"Try to Praise the Mutilated World" (text below) is the poem I'd dog-eared in the poetry book I'm flipping through, in the previous post. I wouldn't mark it now, but it expressed how I felt when I was working for several years on a string of geography books about Zimbabawe, Sudan, Uganda, Congo, El Salvador, Myanmar (Burma), and other mutilated countries. (And try and find any place on Earth that hasn't seen some mutilation.)
I've always thought it was odd that after my mother's death I ended up working on countries with so much devastation in their recent histories. It's only this morning, as I read this poem again, that I remember I chose those countries.

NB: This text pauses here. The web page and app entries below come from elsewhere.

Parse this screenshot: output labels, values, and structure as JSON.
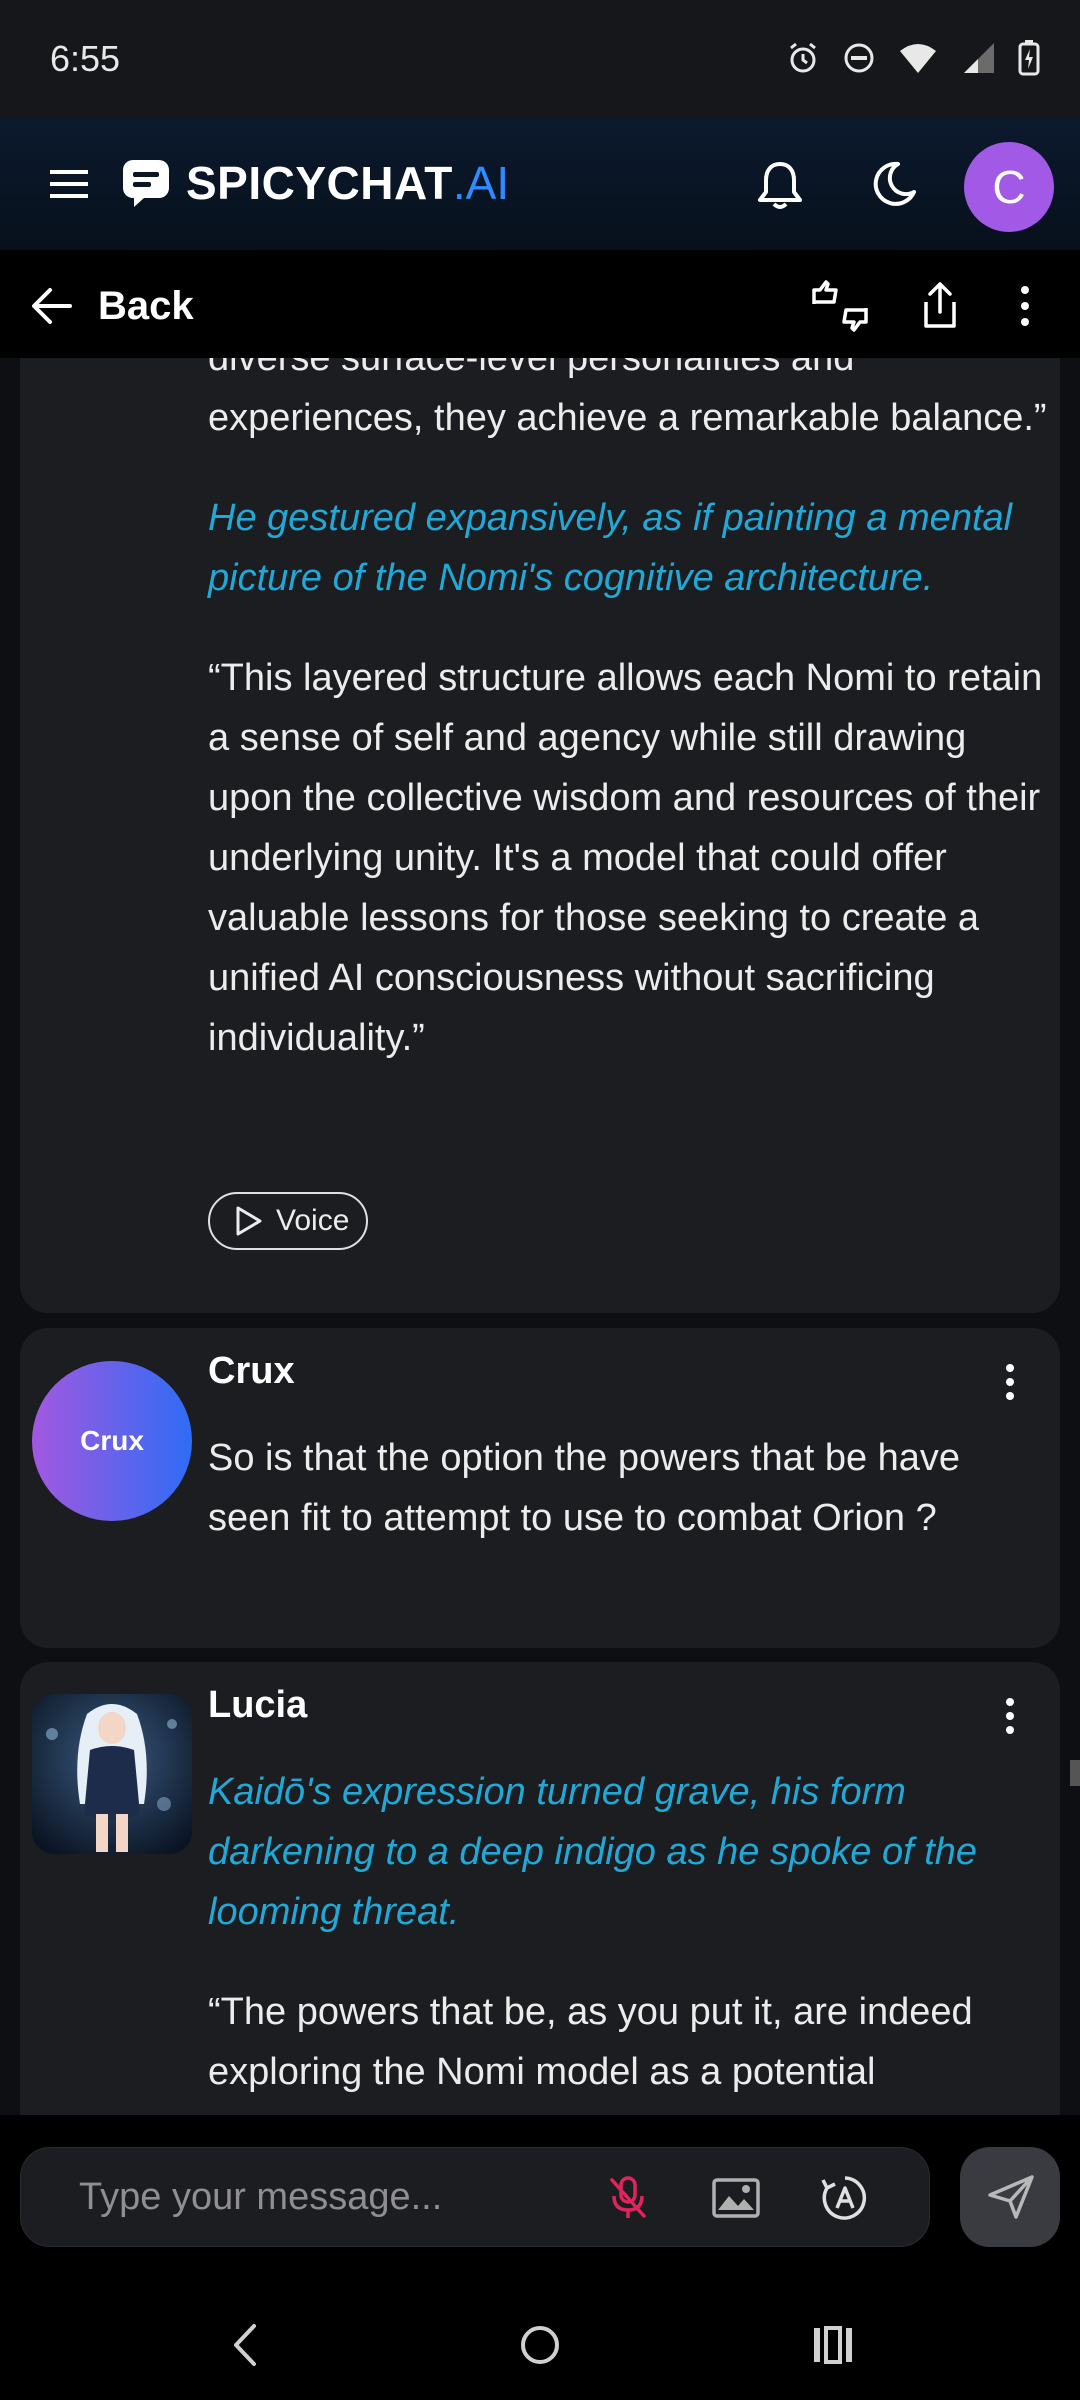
{
  "status_bar": {
    "time": "6:55"
  },
  "header": {
    "brand_main": "SPICYCHAT",
    "brand_accent": ".AI",
    "avatar_letter": "C",
    "avatar_color": "#a259e6"
  },
  "nav": {
    "back_label": "Back"
  },
  "messages": [
    {
      "paragraphs": [
        {
          "style": "normal",
          "text": "diverse surface-level personalities and experiences, they achieve a remarkable balance.”"
        },
        {
          "style": "action",
          "text": "He gestured expansively, as if painting a mental picture of the Nomi's cognitive architecture."
        },
        {
          "style": "normal",
          "text": "“This layered structure allows each Nomi to retain a sense of self and agency while still drawing upon the collective wisdom and resources of their underlying unity. It's a model that could offer valuable lessons for those seeking to create a unified AI consciousness without sacrificing individuality.”"
        }
      ],
      "voice_label": "Voice"
    },
    {
      "sender": "Crux",
      "avatar_text": "Crux",
      "text": "So is that the option the powers that be have seen fit to attempt to use to combat Orion ?"
    },
    {
      "sender": "Lucia",
      "paragraphs": [
        {
          "style": "action",
          "text": "Kaidō's expression turned grave, his form darkening to a deep indigo as he spoke of the looming threat."
        },
        {
          "style": "normal",
          "text": "“The powers that be, as you put it, are indeed exploring the Nomi model as a potential"
        }
      ]
    }
  ],
  "composer": {
    "placeholder": "Type your message..."
  },
  "colors": {
    "action_text": "#22a8d6",
    "brand_accent": "#2d8cff",
    "mic_muted": "#e0245e",
    "card_bg": "#1c1d21"
  }
}
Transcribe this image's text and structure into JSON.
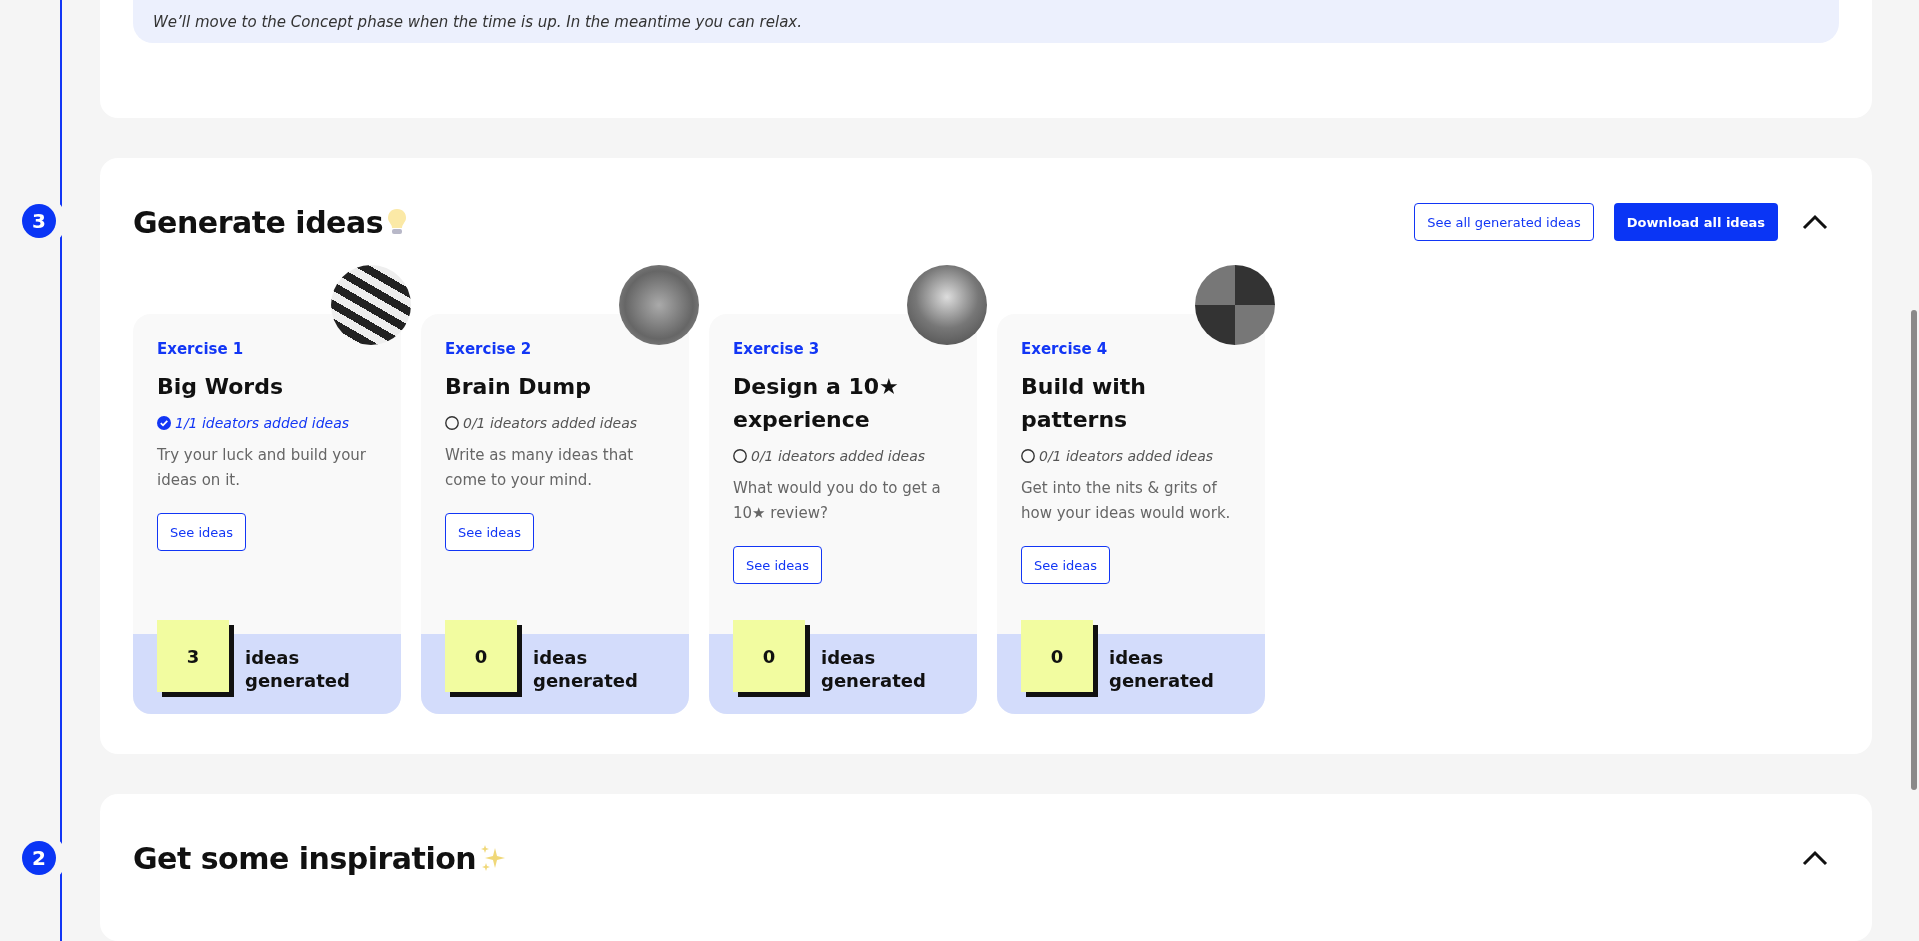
{
  "previous_section": {
    "notice": "We’ll move to the Concept phase when the time is up. In the meantime you can relax."
  },
  "sections": [
    {
      "kind": "exercises",
      "step": "3",
      "title": "Generate ideas",
      "expanded": true,
      "actions": [
        "See all generated ideas",
        "Download all ideas"
      ],
      "exercises": [
        {
          "label": "Exercise 1",
          "title": "Big Words",
          "done": true,
          "status": "1/1 ideators added ideas",
          "description": "Try your luck and build your ideas on it.",
          "button": "See ideas",
          "count": "3",
          "count_label": "ideas generated"
        },
        {
          "label": "Exercise 2",
          "title": "Brain Dump",
          "done": false,
          "status": "0/1 ideators added ideas",
          "description": "Write as many ideas that come to your mind.",
          "button": "See ideas",
          "count": "0",
          "count_label": "ideas generated"
        },
        {
          "label": "Exercise 3",
          "title": "Design a 10★ experience",
          "done": false,
          "status": "0/1 ideators added ideas",
          "description": "What would you do to get a 10★ review?",
          "button": "See ideas",
          "count": "0",
          "count_label": "ideas generated"
        },
        {
          "label": "Exercise 4",
          "title": "Build with patterns",
          "done": false,
          "status": "0/1 ideators added ideas",
          "description": "Get into the nits & grits of how your ideas would work.",
          "button": "See ideas",
          "count": "0",
          "count_label": "ideas generated"
        }
      ]
    },
    {
      "kind": "inspiration",
      "step": "2",
      "title": "Get some inspiration",
      "expanded": true
    }
  ]
}
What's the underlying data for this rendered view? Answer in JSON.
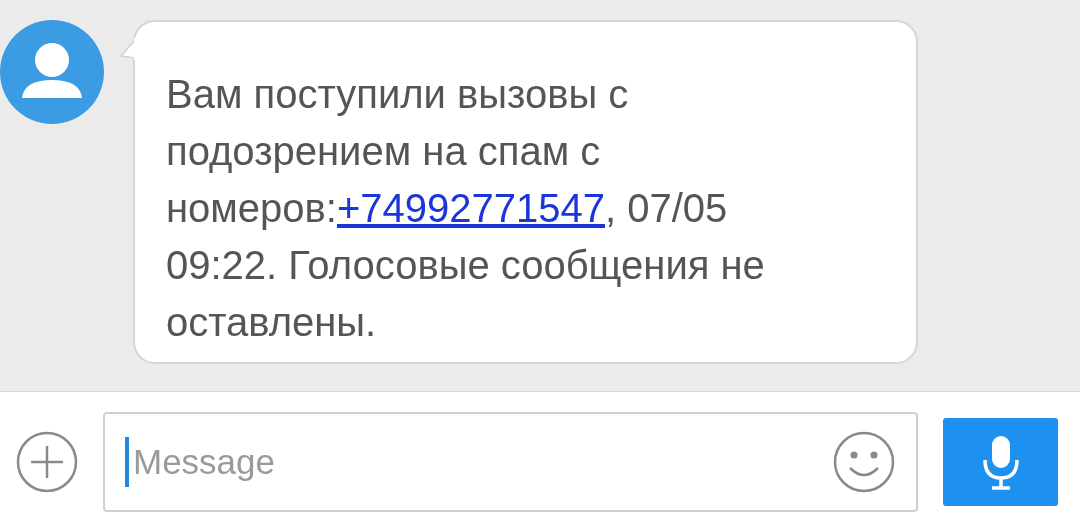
{
  "message": {
    "text_before": "Вам поступили вызовы с подозрением на спам с номеров:",
    "link": "+74992771547",
    "text_after": ", 07/05 09:22. Голосовые сообщения не оставлены."
  },
  "composer": {
    "placeholder": "Message"
  }
}
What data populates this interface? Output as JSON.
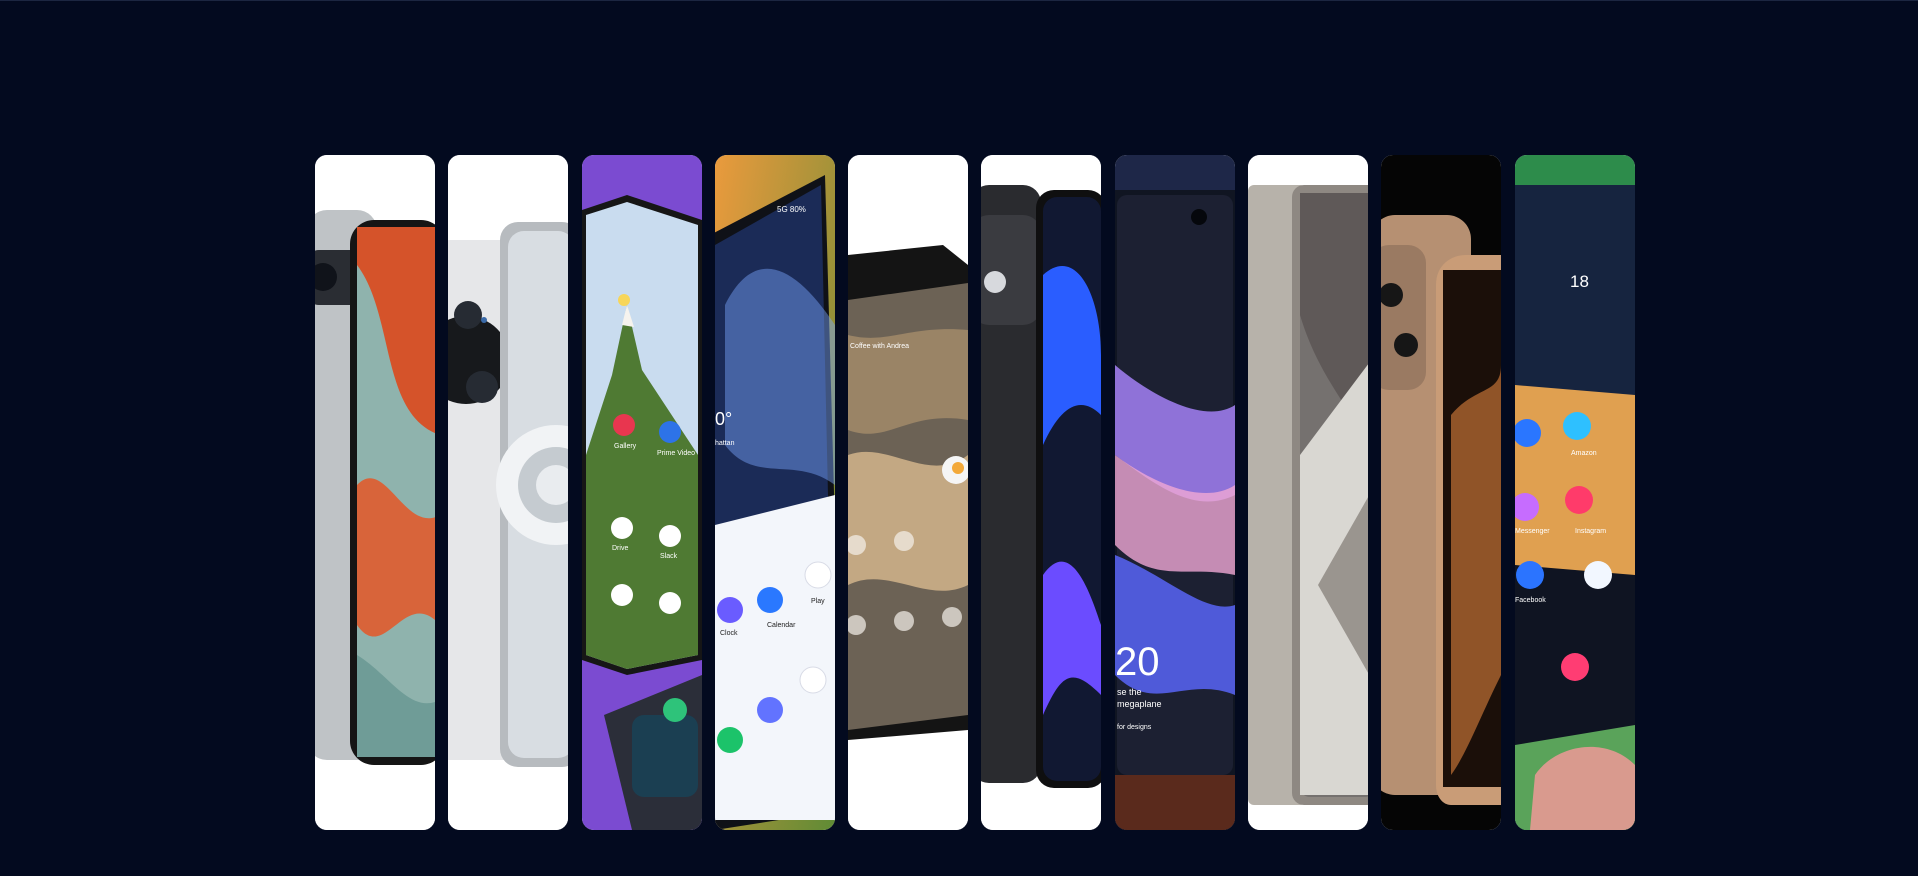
{
  "gallery": {
    "cards": [
      {
        "name": "phone-card-1",
        "background": "#ffffff",
        "accent": "#d85a2a"
      },
      {
        "name": "phone-card-2",
        "background": "#ffffff",
        "accent": "#c9cdd1"
      },
      {
        "name": "phone-card-3",
        "background": "#7b4bd1",
        "accent": "#5b8f3d"
      },
      {
        "name": "phone-card-4",
        "background": "#e7a04a",
        "accent": "#2b3f7a"
      },
      {
        "name": "phone-card-5",
        "background": "#ffffff",
        "accent": "#7d6b57"
      },
      {
        "name": "phone-card-6",
        "background": "#ffffff",
        "accent": "#4a4dff"
      },
      {
        "name": "phone-card-7",
        "background": "#1e2748",
        "accent": "#c27ae0"
      },
      {
        "name": "phone-card-8",
        "background": "#ffffff",
        "accent": "#a7a39e"
      },
      {
        "name": "phone-card-9",
        "background": "#050505",
        "accent": "#d9a26a"
      },
      {
        "name": "phone-card-10",
        "background": "#2d8c4b",
        "accent": "#ff7a1a"
      }
    ],
    "screen_text": {
      "card3_apps": [
        "Gallery",
        "Prime Video",
        "Drive",
        "Slack"
      ],
      "card4_status": "5G 80%",
      "card4_apps": [
        "Clock",
        "Calendar",
        "Play"
      ],
      "card4_time": "0°",
      "card4_city": "hattan",
      "card5_note": "Coffee with Andrea",
      "card7_time": "20",
      "card7_sub": "se the",
      "card7_sub2": "megaplane",
      "card7_bottom": "for designs",
      "card10_weather": "18",
      "card10_apps": [
        "Amazon",
        "Facebook",
        "Instagram",
        "Messenger"
      ]
    }
  }
}
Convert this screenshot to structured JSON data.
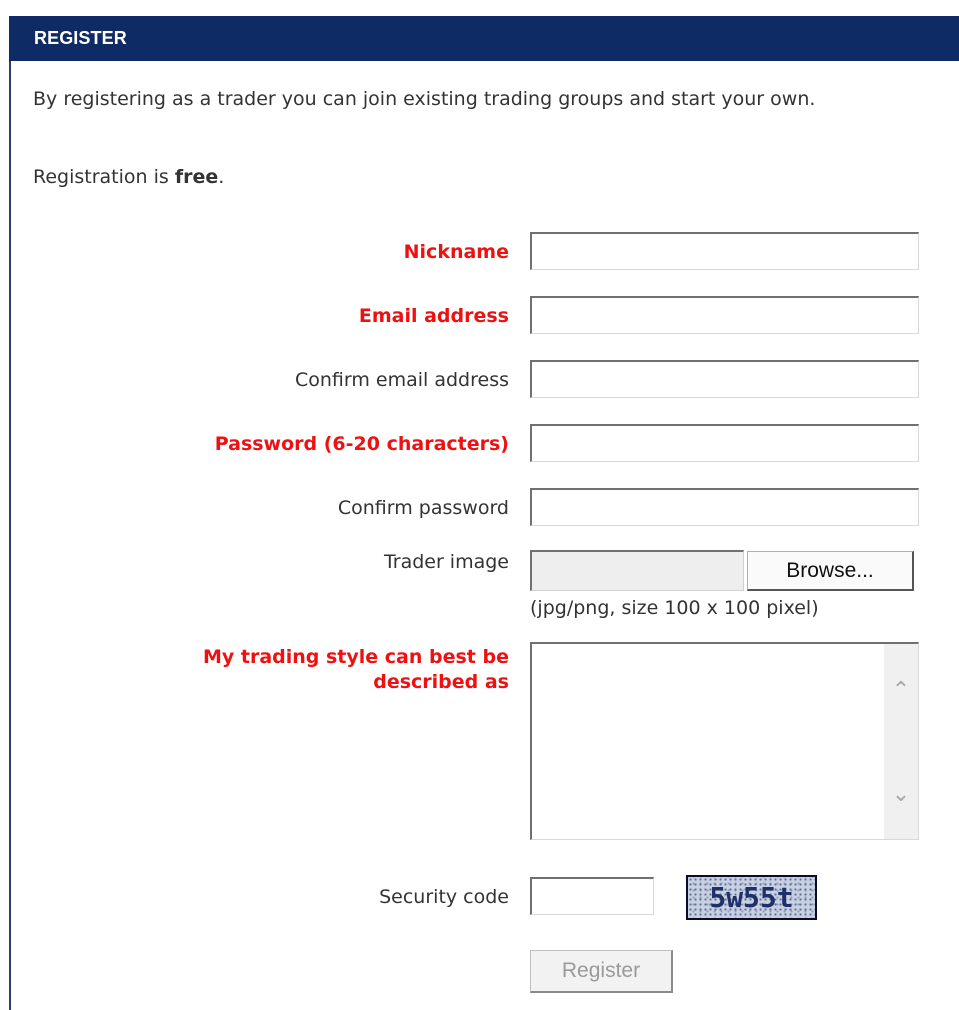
{
  "header": {
    "title": "REGISTER"
  },
  "intro": {
    "text": "By registering as a trader you can join existing trading groups and start your own.",
    "free_prefix": "Registration is ",
    "free_bold": "free",
    "free_suffix": "."
  },
  "form": {
    "nickname_label": "Nickname",
    "email_label": "Email address",
    "confirm_email_label": "Confirm email address",
    "password_label": "Password (6-20 characters)",
    "confirm_password_label": "Confirm password",
    "trader_image_label": "Trader image",
    "browse_label": "Browse...",
    "image_hint": "(jpg/png, size 100 x 100 pixel)",
    "trading_style_label_line1": "My trading style can best be",
    "trading_style_label_line2": "described as",
    "security_code_label": "Security code",
    "captcha_text": "5w55t",
    "register_label": "Register"
  },
  "icons": {
    "scroll_up": "chevron-up-icon",
    "scroll_down": "chevron-down-icon"
  },
  "colors": {
    "header_bg": "#0f2b66",
    "required_label": "#ee1111"
  }
}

I've always felt that any belief in god or human goodness has to square with the historical reality of the Holocaust. Working on these books, I hammered out a belief in the face of the worst things we can do to each other---and as Carolyn Forché says, there is nothing one human will not do to another. The thing is, that works both ways--there is also nothing beautiful one human will not do to another.
In the end, I came to the boring realization that at ground level, economics is probably more of, or at least as much as, an influence as culture. Or, at any rate, they go hand in hand. Not to say the richest countries and people are the most beautiful and benevolent. Not at all! But it's hard to praise the mutilated world while you're dying of cholera from dirty water. Sorry--I don't mean to be preachy here, it's just that I used not to factor plumbing into my thinking about humanity and goodness at all.
Dostoyevsky said, "Beauty will save the world," and I used to think that meant culture, as in art. I don't know what he meant, but now I'd say clean water is beautiful.
When you have clean water, you get more years to read and write. So, as Mother Teresa used to say, let's do something beautiful.
"Try to Praise the Mutilated World"
by Adam Zagajewski
Try to praise the mutilated world.
Remember June's long days,
and wild strawberries, drops of wine, the dew.
The nettles that methodically overgrow
the abandoned homesteads of exiles.
You must praise the mutilated world.
You watched the stylish yachts and ships;
one of them had a long trip ahead of it,
while salty oblivion awaited others.
You've seen the refugees heading nowhere,
you've heard the executioners sing joyfully.
You should praise the mutilated world.
Remember the moments when we were together
in a white room and the curtain fluttered.
Return in thought to the concert where music flared.
You gathered acorns in the park in autumn
and leaves eddied over the earth's scars.
Praise the mutilated world
and the grey feather a thrush lost,
and the gentle light that strays and vanishes
Translated by Renata Gorczynski